The banner event for Day 4 of the Saskatoon Fantastic Film Festival was the Drunken Cinema screening of Wes Craven’s A Nightmare on Elm Street (1984), described by Drunken Cinema‘s attending creator Serena Whitney as “the scary one.” Audience members had rules to follow, glow sticks to shake, and themed cards with personalized drinking rules to enhance their interaction and to get soused in the process. The event seemed an ironic success considering that nearly all the screenings at the SFFF are licensed and the Broadway Theatre’s concession stand was ready to make every screening drunken if patrons were so inclined. Still, the appeal of endorsed booze and rowdiness cannot be underestimated and Saskatoon movie fans can expect to seen more Drunken Cinema events between now and the next SFFF.
The Criterion Collection, a continuing series of important classic and contemporary films presents The Movie Orgy.
A send-up and a celebration of mid-century American kitsch, Joe Dante’s epic pop culture mash-up, The Movie Orgy, entertained college campuses through the late 1960s and 1970s, drawing upon an ever-changing library of ’50s drive-in movies, vintage commercials, TV westerns, and political speeches. Re-discovered and re-cut by Dante for a revival screening in 2008 into its 280 minute “Ultimate Version,” this legendary cinematic event is now available outside of theatres for the first time. SEE a colossal collage of nostalgia! SEE an experience of mind-rotting celluloid hysteria! SEE thousands of performers in roles that earned them obscurity! SEE bosomy starlets, juvenile delinquency, Christian puppetry, Elvis Presley, Groucho Marx, and Richard Nixon!
- High-definition digital transfer, supervised and approved by director Joe Dante, with uncompressed monaural soundtrack on the Blu-ray
- New interview with Dante

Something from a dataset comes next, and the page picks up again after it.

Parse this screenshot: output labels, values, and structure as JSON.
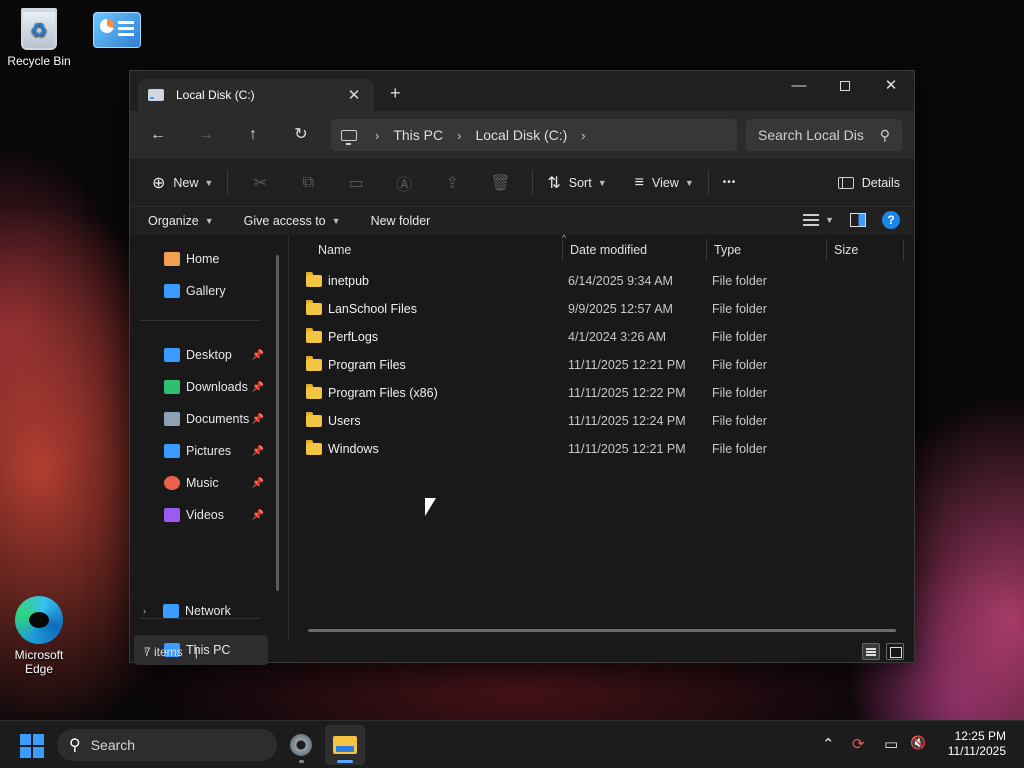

- Rated Z, archivist David Neary on the history and significance of The Movie Orgy
- Posters and promotional materials
- PLUS: An essay by director John Sayles